The electrochemical investigations and corrosion experiments will be extended to other corrosive media (e. g. H2 SO4 ). In addition analytical tests of the electrolyte solutions after the potentiodynamic experiments will be carried out to estimate the kind and amount of dissolved corrosion products. The influence of the corrosive attack onto the mechanical properties of the alloys will be investigated by tensile tests. Further electrochemical measurements with thermo-mechanically treated samples are planned to investigate the effect of the deformation rate and the microstructure on the corrosion properties. Therefore, in future also Scanning Kelvin Probe Force Microscopy (SKPFM) will be implemented for local corrosion measurements. This will help to correlate the corrosion properties with the microstructure of the alloys.
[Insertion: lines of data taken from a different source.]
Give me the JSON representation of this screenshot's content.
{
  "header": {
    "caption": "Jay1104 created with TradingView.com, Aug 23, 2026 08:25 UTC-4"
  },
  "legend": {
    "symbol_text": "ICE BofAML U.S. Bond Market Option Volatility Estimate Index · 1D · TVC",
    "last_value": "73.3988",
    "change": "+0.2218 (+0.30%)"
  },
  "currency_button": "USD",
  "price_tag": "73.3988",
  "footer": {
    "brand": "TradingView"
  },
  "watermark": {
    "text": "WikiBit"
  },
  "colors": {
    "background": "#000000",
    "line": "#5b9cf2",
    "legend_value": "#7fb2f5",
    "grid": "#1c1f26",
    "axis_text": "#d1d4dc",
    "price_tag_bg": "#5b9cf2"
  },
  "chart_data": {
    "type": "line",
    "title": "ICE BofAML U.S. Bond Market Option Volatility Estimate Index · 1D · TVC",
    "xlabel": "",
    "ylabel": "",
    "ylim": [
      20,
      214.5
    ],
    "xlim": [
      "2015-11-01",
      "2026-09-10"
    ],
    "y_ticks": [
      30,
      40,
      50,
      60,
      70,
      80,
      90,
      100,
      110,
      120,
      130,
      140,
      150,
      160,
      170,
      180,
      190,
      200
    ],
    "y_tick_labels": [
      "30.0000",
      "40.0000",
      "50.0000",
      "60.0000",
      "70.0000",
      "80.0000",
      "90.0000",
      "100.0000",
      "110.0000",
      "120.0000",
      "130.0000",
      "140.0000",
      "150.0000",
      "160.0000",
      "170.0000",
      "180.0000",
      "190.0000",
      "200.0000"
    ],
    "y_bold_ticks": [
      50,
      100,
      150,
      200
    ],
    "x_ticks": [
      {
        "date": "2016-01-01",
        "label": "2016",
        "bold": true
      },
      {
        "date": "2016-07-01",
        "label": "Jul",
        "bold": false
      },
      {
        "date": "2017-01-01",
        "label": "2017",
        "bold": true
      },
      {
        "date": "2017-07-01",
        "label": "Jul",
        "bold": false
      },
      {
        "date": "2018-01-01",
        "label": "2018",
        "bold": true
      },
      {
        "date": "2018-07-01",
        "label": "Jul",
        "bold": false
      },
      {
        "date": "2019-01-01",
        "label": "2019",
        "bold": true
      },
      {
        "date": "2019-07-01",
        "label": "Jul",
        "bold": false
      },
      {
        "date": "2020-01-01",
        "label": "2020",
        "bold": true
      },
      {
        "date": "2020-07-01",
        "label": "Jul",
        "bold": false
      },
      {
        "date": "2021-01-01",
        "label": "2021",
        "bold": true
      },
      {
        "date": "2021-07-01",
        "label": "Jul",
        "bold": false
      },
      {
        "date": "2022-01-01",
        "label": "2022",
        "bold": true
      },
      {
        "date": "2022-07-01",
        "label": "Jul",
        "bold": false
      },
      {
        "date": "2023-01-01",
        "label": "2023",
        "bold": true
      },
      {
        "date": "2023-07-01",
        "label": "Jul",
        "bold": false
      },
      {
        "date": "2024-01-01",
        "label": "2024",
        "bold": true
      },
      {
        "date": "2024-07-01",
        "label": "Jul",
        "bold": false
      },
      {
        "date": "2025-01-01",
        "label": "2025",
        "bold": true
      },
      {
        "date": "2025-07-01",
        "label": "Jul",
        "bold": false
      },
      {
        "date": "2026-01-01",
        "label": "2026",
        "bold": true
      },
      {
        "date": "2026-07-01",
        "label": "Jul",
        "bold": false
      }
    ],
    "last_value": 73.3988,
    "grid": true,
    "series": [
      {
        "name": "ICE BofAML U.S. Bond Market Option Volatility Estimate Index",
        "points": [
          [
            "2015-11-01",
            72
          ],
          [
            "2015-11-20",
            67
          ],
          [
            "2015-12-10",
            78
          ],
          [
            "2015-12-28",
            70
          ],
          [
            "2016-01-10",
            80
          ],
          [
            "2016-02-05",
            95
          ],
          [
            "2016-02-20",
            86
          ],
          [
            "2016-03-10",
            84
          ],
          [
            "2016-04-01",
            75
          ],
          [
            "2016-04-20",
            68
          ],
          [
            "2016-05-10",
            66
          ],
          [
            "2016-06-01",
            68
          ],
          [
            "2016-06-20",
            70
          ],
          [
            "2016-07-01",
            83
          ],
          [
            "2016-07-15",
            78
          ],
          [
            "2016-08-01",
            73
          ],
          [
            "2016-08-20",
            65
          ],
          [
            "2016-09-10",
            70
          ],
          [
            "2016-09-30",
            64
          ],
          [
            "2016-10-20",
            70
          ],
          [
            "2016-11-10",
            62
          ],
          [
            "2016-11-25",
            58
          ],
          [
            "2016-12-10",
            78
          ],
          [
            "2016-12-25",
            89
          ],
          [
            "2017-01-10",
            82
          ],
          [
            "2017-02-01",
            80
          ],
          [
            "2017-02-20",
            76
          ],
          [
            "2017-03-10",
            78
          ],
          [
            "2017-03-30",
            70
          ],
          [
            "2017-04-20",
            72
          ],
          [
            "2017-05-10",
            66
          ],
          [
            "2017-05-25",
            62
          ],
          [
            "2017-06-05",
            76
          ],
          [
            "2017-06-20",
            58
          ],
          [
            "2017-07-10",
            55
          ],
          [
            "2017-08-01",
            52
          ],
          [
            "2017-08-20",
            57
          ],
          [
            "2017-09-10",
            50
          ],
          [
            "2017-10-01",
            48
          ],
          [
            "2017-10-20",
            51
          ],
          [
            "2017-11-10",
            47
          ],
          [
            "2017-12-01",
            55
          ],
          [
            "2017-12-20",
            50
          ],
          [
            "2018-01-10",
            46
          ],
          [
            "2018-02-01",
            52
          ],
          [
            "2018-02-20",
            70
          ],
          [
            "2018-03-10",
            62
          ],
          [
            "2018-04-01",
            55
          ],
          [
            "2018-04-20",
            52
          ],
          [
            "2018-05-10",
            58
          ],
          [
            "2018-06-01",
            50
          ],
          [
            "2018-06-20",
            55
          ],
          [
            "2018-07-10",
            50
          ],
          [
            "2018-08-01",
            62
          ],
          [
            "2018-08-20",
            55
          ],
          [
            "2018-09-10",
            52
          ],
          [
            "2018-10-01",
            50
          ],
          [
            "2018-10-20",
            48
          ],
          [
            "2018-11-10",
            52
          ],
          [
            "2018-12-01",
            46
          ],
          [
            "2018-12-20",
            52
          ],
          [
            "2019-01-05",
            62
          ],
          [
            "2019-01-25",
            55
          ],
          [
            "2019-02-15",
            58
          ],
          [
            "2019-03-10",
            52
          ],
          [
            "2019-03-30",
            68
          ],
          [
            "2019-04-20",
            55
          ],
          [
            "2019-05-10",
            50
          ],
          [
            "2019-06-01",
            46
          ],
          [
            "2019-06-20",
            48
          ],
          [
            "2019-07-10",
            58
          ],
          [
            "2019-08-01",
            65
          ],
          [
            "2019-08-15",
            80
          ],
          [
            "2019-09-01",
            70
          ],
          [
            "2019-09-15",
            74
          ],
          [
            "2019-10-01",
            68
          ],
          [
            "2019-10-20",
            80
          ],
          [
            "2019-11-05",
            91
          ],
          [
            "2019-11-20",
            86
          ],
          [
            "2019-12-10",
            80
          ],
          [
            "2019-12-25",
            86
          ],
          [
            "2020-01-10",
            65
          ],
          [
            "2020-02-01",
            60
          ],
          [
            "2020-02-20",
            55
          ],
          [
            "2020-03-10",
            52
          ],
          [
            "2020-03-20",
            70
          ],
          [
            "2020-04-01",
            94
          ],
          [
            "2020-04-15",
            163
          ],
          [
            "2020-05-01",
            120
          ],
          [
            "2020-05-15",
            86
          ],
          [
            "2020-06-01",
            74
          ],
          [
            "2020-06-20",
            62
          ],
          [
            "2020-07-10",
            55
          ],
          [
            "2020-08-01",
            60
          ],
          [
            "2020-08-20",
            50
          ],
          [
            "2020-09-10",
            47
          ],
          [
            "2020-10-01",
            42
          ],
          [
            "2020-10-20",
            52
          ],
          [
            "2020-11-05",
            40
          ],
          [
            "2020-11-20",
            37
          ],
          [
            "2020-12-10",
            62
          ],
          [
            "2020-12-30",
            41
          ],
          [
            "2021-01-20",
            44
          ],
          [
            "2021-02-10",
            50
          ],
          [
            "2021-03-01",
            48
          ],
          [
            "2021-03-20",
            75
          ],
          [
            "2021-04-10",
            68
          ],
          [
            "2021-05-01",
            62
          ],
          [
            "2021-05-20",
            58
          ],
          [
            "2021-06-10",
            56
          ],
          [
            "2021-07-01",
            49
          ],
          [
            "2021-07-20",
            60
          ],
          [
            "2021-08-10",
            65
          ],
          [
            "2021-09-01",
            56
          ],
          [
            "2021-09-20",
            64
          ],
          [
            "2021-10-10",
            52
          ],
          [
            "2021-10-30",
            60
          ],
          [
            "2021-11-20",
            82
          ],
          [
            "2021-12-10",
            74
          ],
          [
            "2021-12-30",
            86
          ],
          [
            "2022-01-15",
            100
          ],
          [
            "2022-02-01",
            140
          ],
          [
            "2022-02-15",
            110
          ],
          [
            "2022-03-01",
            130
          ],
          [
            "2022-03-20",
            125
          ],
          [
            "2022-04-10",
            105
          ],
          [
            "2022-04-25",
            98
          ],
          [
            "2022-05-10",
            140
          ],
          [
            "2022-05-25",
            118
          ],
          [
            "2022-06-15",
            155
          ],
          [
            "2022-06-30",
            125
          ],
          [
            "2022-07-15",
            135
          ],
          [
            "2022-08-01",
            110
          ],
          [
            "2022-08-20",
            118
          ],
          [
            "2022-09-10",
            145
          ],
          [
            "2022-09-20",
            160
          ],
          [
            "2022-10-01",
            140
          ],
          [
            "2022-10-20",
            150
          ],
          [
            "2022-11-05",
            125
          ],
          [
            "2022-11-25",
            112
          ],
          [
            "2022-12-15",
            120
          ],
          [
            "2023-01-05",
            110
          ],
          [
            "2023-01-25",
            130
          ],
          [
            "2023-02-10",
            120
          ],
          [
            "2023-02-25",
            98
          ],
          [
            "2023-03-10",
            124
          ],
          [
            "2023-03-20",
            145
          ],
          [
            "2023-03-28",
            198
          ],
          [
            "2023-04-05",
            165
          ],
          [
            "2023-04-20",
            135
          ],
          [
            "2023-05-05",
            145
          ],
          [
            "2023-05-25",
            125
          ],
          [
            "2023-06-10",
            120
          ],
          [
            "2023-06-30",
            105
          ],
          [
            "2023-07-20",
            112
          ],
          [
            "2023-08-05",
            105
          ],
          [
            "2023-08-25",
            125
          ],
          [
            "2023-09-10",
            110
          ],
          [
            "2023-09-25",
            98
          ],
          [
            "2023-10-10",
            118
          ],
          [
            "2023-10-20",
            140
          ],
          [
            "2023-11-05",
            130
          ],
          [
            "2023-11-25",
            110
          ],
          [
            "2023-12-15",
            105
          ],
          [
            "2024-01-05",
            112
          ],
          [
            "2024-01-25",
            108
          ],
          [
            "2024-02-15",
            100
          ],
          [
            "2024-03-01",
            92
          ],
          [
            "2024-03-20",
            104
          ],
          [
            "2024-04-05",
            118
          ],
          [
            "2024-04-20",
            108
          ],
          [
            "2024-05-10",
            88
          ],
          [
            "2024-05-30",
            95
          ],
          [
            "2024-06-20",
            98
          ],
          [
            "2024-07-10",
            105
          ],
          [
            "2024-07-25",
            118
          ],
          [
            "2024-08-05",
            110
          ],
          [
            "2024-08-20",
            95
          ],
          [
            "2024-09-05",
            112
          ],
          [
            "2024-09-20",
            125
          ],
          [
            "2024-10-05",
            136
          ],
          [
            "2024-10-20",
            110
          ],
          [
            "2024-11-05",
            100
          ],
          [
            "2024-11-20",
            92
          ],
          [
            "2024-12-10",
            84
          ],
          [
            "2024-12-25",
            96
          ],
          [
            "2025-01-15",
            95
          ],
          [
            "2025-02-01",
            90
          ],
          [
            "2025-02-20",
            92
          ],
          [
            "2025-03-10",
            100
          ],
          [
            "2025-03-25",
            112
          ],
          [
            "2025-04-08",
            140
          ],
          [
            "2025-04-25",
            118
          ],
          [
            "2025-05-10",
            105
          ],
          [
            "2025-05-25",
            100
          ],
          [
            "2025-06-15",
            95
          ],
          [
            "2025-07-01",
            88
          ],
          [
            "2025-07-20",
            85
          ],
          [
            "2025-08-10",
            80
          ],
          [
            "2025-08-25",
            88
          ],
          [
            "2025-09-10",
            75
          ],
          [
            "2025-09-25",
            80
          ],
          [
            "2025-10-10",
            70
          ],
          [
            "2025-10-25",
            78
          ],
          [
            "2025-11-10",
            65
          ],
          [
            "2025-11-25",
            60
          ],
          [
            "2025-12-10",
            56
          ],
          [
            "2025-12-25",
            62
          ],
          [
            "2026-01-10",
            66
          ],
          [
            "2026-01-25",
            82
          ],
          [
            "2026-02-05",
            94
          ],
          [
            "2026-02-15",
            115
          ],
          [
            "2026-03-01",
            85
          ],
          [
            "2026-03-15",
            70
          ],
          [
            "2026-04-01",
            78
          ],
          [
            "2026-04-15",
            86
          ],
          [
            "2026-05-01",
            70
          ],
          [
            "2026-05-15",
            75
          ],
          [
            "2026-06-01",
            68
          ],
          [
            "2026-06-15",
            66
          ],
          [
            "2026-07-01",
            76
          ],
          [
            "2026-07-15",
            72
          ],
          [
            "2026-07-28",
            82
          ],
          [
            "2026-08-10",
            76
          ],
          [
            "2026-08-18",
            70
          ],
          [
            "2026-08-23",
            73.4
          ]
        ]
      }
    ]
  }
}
Das IGF-Vorhaben Nr. 253 ZN der Forschungsvereinigung DECHEMA e.V., Theodor-Heuss-Allee 25, 60486 Frankfurt am Main wurde über die AiF im Rahmen des Programms zur Förderung der industriellen Gemeinschaftsforschung (IGF) vom Bundesministerium für Wirtschaft und Energie aufgrund eines Beschlusses des Deutschen Bundestages gefördert.